Flexible Sprinkler Drops: What You Need to Know

Flexible sprinkler drops are connectors between the rigid piping framework and the sprinkler head in a fire sprinkler system design. The sprinkler head supply line can be either rigidly mounted using a pipe nipple or mounted on what is essentially a relatively flexible stainless steel hose, i.e. a flexible drop, that looks and functions much like the braided metal lines used in faucet installations.

The advantages to the flexible drops are that they are much faster to install, the threaded fitting end reduces the chance of leakage, and since they are furnished in lengths ranging from 28″ to 59″, the sprinkler head can be positioned more precisely over the area to be covered by the sprinkler. They can be used in both wet and dry suppressant systems. Flexible sprinkler drops are used with a bracket that holds the sprinkler head in place. This facilitates positioning the sprinkler head accurately in the center of tiles in a drop ceiling application. Flexible sprinkler drops also provide the adaptability to movement required in earthquake-prone areas.

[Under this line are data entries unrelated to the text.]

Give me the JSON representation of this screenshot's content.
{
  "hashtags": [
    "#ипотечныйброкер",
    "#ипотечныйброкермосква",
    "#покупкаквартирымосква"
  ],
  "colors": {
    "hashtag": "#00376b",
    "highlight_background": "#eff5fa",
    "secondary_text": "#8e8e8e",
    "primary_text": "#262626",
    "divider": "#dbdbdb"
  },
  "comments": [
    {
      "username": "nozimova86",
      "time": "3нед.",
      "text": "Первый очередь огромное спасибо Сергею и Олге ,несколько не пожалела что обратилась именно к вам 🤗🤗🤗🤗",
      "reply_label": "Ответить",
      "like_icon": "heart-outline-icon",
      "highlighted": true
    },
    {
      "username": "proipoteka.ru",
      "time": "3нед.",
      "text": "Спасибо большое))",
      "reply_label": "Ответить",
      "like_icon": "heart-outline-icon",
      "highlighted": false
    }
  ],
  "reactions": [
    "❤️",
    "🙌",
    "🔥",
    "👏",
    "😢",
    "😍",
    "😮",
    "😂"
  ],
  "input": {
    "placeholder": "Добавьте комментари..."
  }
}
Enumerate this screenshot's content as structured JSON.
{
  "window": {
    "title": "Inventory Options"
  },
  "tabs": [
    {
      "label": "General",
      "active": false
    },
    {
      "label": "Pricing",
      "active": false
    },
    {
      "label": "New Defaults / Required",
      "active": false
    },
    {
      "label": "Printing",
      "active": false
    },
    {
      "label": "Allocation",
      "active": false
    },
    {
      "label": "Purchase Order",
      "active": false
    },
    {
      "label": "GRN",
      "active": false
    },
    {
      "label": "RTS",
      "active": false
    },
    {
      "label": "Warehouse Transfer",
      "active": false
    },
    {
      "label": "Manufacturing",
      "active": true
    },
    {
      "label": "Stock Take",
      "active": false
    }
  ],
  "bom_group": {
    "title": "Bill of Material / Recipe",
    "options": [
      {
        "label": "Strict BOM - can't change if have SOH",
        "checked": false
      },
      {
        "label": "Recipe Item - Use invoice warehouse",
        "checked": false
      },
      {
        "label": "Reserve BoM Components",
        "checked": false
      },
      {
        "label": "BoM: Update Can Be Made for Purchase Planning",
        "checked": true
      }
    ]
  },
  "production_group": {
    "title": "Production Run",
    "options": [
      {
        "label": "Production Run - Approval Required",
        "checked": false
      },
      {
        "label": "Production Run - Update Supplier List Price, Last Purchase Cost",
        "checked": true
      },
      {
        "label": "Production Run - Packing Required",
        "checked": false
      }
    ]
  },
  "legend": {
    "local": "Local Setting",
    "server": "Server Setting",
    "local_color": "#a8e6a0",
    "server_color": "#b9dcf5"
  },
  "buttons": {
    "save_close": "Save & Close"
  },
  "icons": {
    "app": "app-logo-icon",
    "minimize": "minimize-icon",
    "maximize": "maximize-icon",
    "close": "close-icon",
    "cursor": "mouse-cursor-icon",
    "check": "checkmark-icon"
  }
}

They must be matched to the supply pipe diameter, which governs total gallons per minute (gpm), so that they do not exceed the ability of the system to deliver equal water pressure to all sprinklers. There are guidelines for the number of bends allowed, governed by the length of the flexible line. The higher initial cost relative to a solid pipe style may be a deterrent to some, but in light of the much lower assembly time, this becomes less of a consideration when pricing out the entire fire sprinkler system. A sprinkler fitter can typically mount 50-60 flexible sprinkler drops in an hour, vs. 6 to 10 of the rigid style.